How to build our manhood in modern times

  • February 12, 2015
  • News

símbolo-masculino-4253933Discussions on the sphere of masculinity in Latin America have once again gained strength. The V International Symposium of studies on men and masculinity took place from the 14th to 16th of January at the University of Chile, and became a space that revived the issue of machismo and masculinity in Latin America. It concluded that manhood, in Latin American, is a construction that generates different identities or representations of what means being a man.

The several discussions of the Symposium are summarized in an article entitled “Manhood: how to build our manhood in times of feminism”. This brought us close to the possibility of a new manhood. However, there is a subject barely discussed in those studies and, it is about stories of life of men that tell how they have determined their learning of a natural man, allowing themselves to build a new manhood.

For instance, the stories of life of men with HIV have broaden the understanding of gay men’s sexuality. Through those stories, we have known the experience of men that have confronted the difficulties of a HIV diagnosis, and how they have allowed themselves to talk of it to other people. This sexuality approach from men’s perspective shows that talking about sexuality is something normal, and it highlights the importance of knowing our bodies. This makes it clear that men in particular should talk about their sexuality, asking themselves questions such as why do I feel this? Or why it is so hard for me to cry?

For years, traditional manhood has been characterized by a silence resulting in an effect of naturalness or essence. This means that the notion of naturalness in manhood has had an unfavorable impact on the practices of HIV prevention.

A HIV prevention strategy in the topic of manhood is to facilitate men to develop personal resources that allow themselves to negotiate their sexuality and talk about it in a natural way. Both exercises require necessarily a questioning of the practices of traditional manhood, such as “men don’t cry”, “men don’t show their feelings”, and being in a constant competition.

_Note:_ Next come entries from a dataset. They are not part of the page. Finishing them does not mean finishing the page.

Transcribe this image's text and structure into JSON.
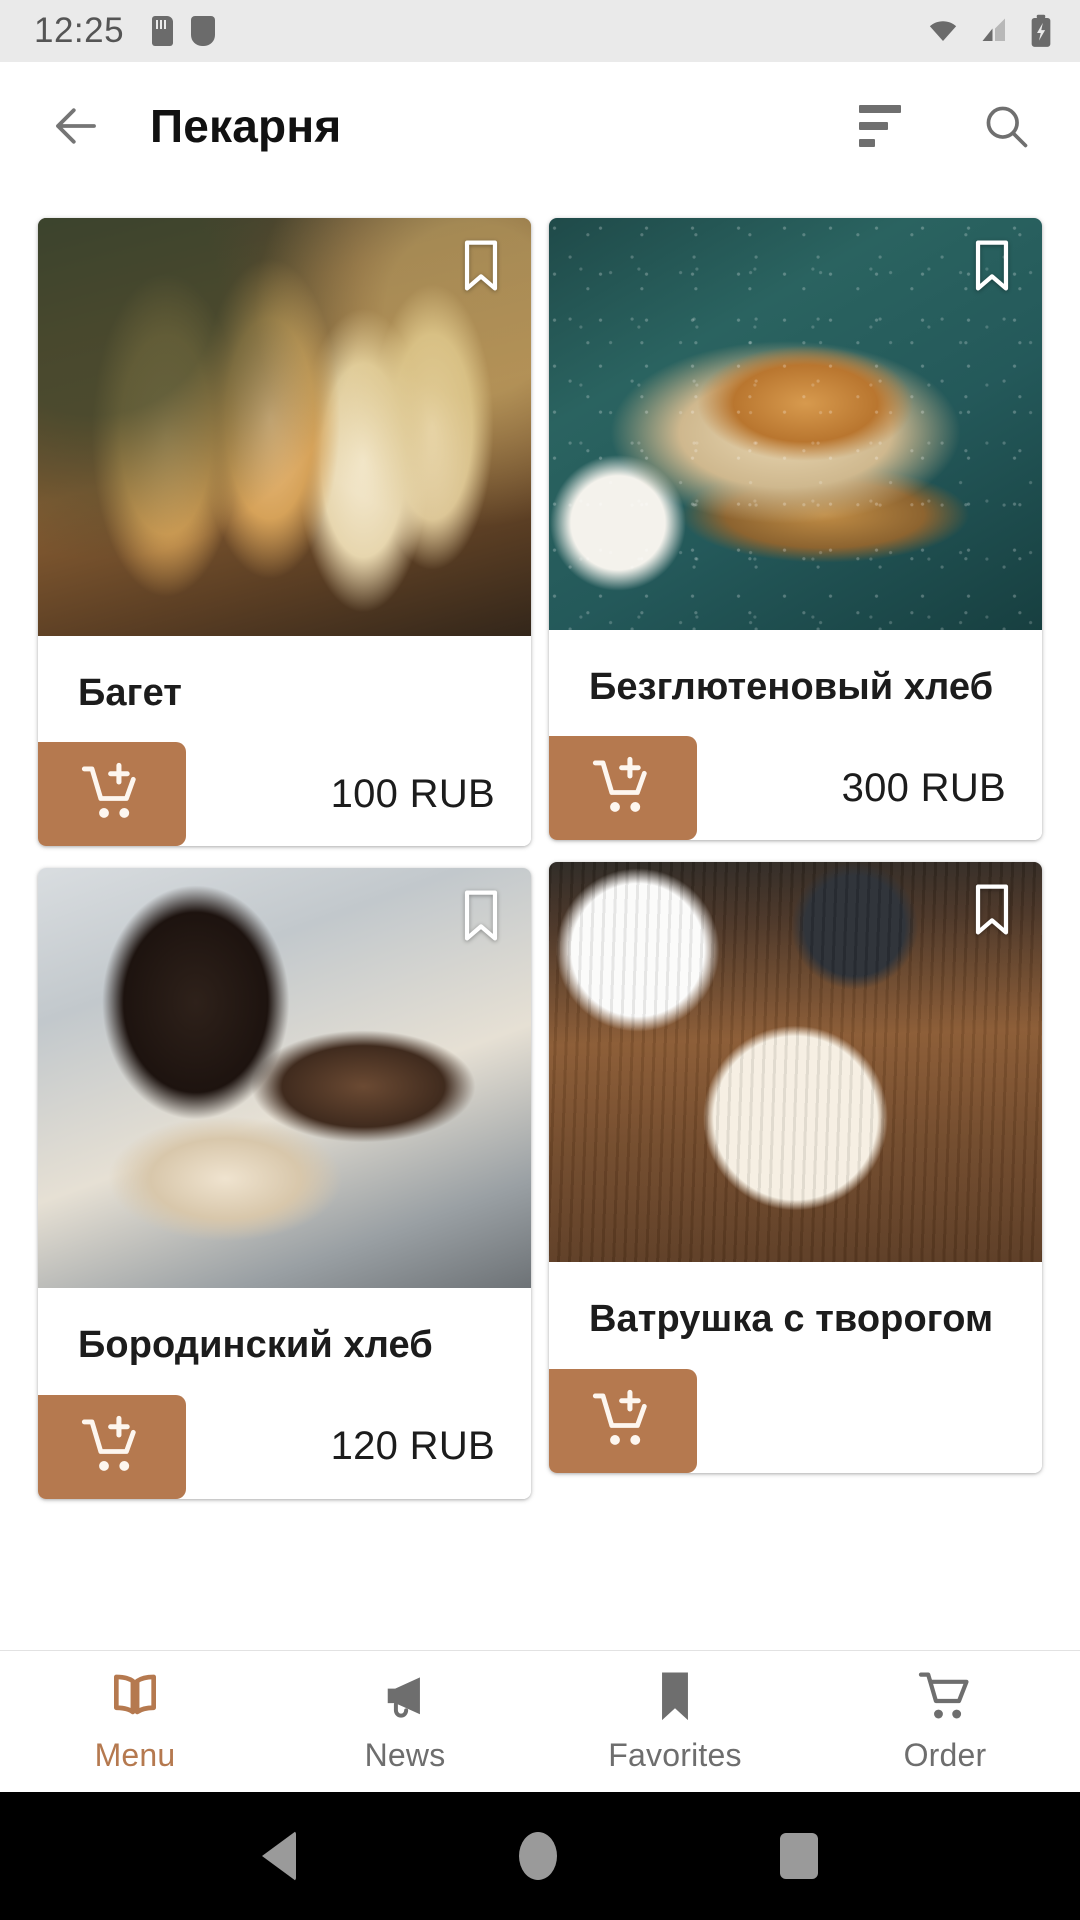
{
  "status_bar": {
    "time": "12:25",
    "left_icons": [
      "sd-card-icon",
      "shield-icon"
    ],
    "right_icons": [
      "wifi-icon",
      "cellular-signal-icon",
      "battery-charging-icon"
    ]
  },
  "app_bar": {
    "back_icon": "back-arrow-icon",
    "title": "Пекарня",
    "sort_icon": "sort-icon",
    "search_icon": "search-icon"
  },
  "theme": {
    "accent": "#b5794f",
    "accent_text": "#b5794f",
    "background": "#ffffff",
    "title_color": "#111111",
    "status_bar_bg": "#eaeaea",
    "inactive_nav": "#6e6e6e"
  },
  "products": [
    {
      "id": "baguette",
      "name": "Багет",
      "price": "100 RUB",
      "bookmark_icon": "bookmark-icon",
      "bookmarked": false,
      "add_icon": "add-to-cart-icon",
      "image_alt": "baguettes-on-wooden-board"
    },
    {
      "id": "gluten-free-bread",
      "name": "Безглютеновый хлеб",
      "price": "300 RUB",
      "bookmark_icon": "bookmark-icon",
      "bookmarked": false,
      "add_icon": "add-to-cart-icon",
      "image_alt": "gluten-free-loaf-on-teal-table"
    },
    {
      "id": "borodinsky-bread",
      "name": "Бородинский хлеб",
      "price": "120 RUB",
      "bookmark_icon": "bookmark-icon",
      "bookmarked": false,
      "add_icon": "add-to-cart-icon",
      "image_alt": "sliced-dark-rye-bread"
    },
    {
      "id": "vatrushka-cottage-cheese",
      "name": "Ватрушка с творогом",
      "price": "",
      "bookmark_icon": "bookmark-icon",
      "bookmarked": false,
      "add_icon": "add-to-cart-icon",
      "image_alt": "vatrushka-pastry-with-tea"
    }
  ],
  "bottom_nav": {
    "items": [
      {
        "label": "Menu",
        "icon": "book-icon",
        "active": true
      },
      {
        "label": "News",
        "icon": "megaphone-icon",
        "active": false
      },
      {
        "label": "Favorites",
        "icon": "bookmark-icon",
        "active": false
      },
      {
        "label": "Order",
        "icon": "cart-icon",
        "active": false
      }
    ]
  },
  "android_nav": {
    "back": "android-back-icon",
    "home": "android-home-icon",
    "recents": "android-recents-icon"
  }
}
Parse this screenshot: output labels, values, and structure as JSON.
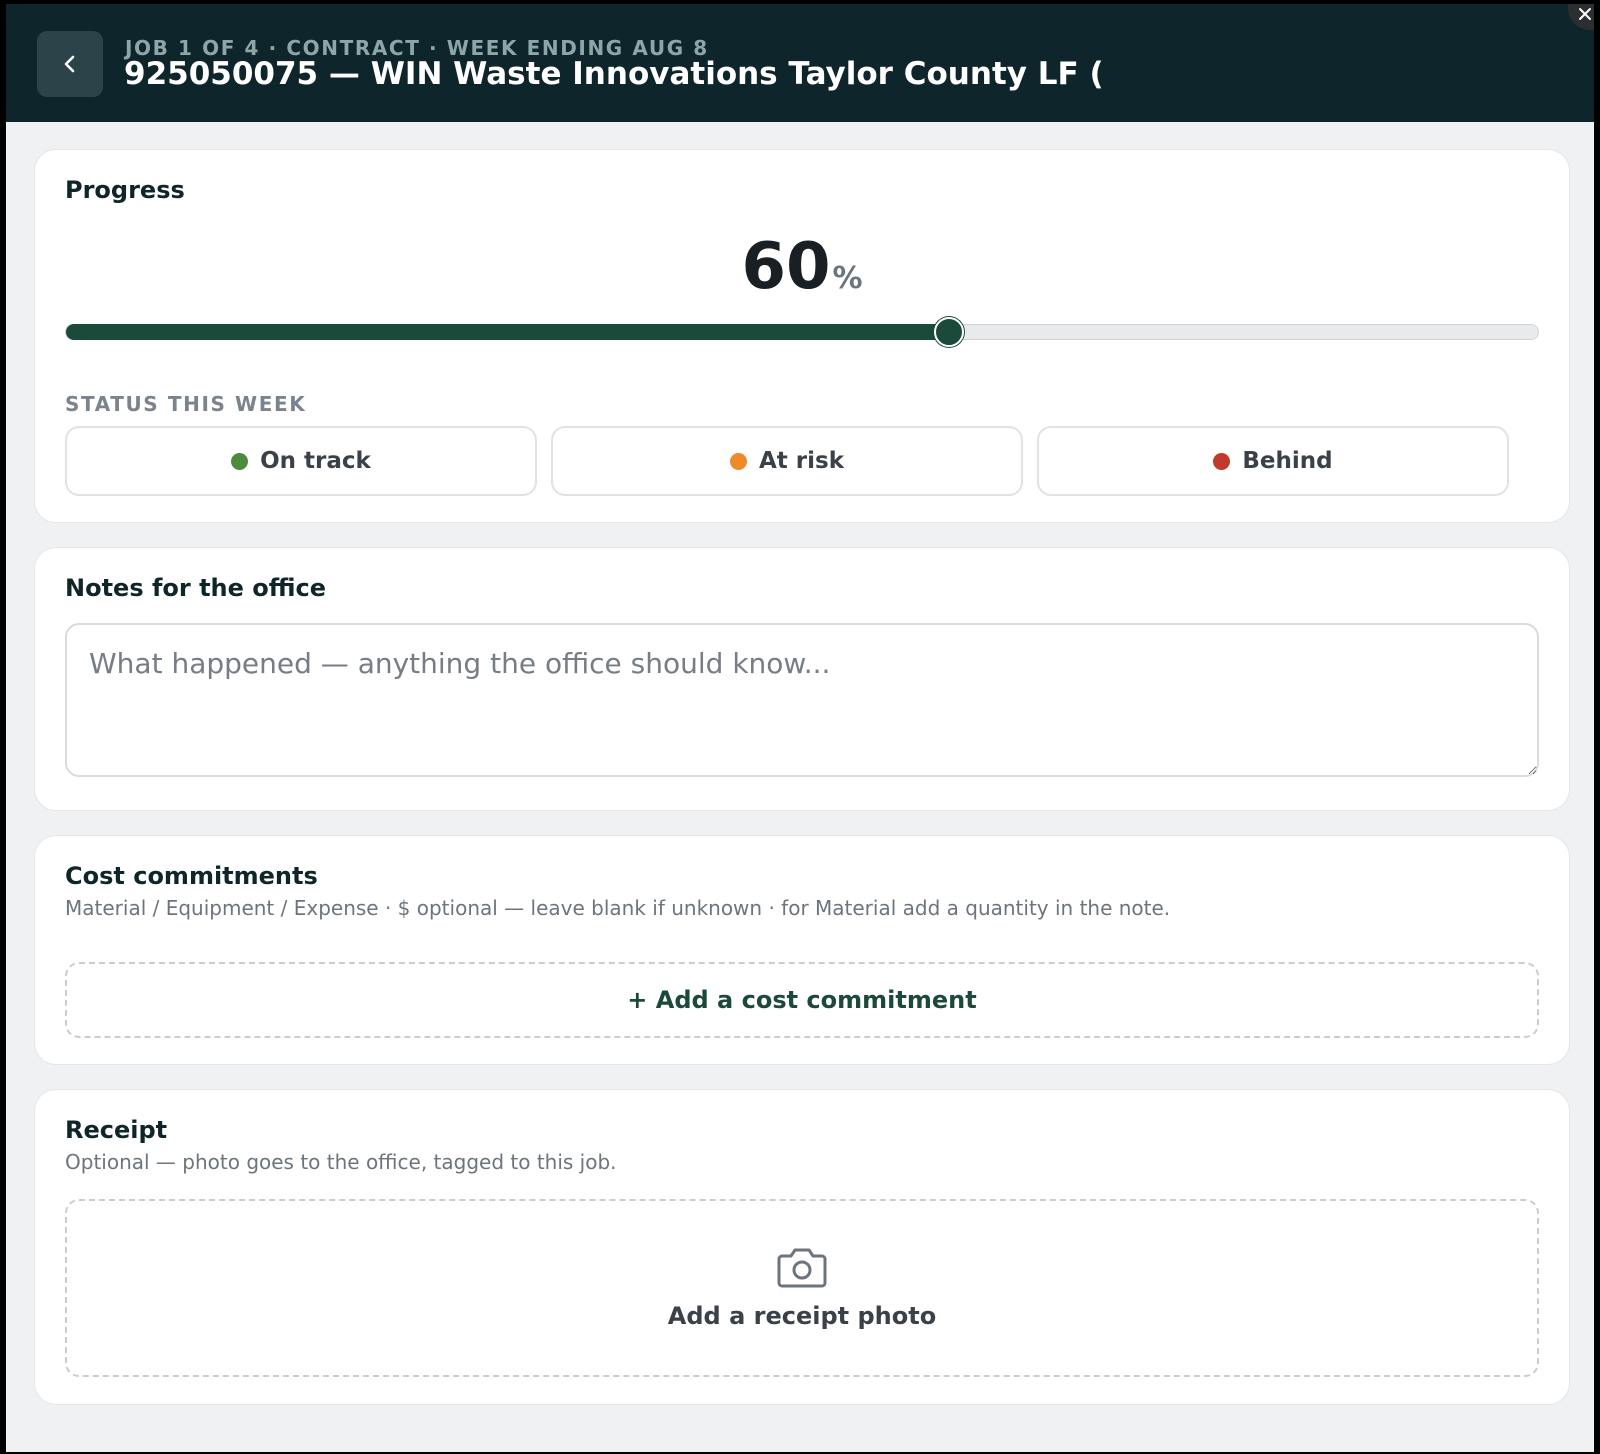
{
  "header": {
    "back_icon": "chevron-left-icon",
    "breadcrumb": "JOB 1 OF 4 · CONTRACT · WEEK ENDING AUG 8",
    "title": "925050075 — WIN Waste Innovations Taylor County LF (",
    "close_icon": "close-icon"
  },
  "progress": {
    "title": "Progress",
    "value": "60",
    "unit": "%",
    "slider_fraction": 0.6,
    "status_label": "STATUS THIS WEEK",
    "status_options": [
      {
        "label": "On track",
        "color": "#4c8a3c"
      },
      {
        "label": "At risk",
        "color": "#ee8a2a"
      },
      {
        "label": "Behind",
        "color": "#c0392b"
      }
    ]
  },
  "notes": {
    "title": "Notes for the office",
    "value": "",
    "placeholder": "What happened — anything the office should know..."
  },
  "cost": {
    "title": "Cost commitments",
    "subtitle": "Material / Equipment / Expense · $ optional — leave blank if unknown · for Material add a quantity in the note.",
    "add_label": "+ Add a cost commitment"
  },
  "receipt": {
    "title": "Receipt",
    "subtitle": "Optional — photo goes to the office, tagged to this job.",
    "icon": "camera-icon",
    "add_label": "Add a receipt photo"
  },
  "colors": {
    "header_bg": "#0e262b",
    "accent": "#1c4a3a",
    "page_bg": "#eff1f3"
  }
}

Finally, the middle point between manhood and HIV insists that the success of HIV prevention is not only providing tools to allow people to improve their sexual practices such as condom or other inputs of prevention, the point also lies in the emotional resources such as the increase in the perception of their health care or increasing their self-esteem.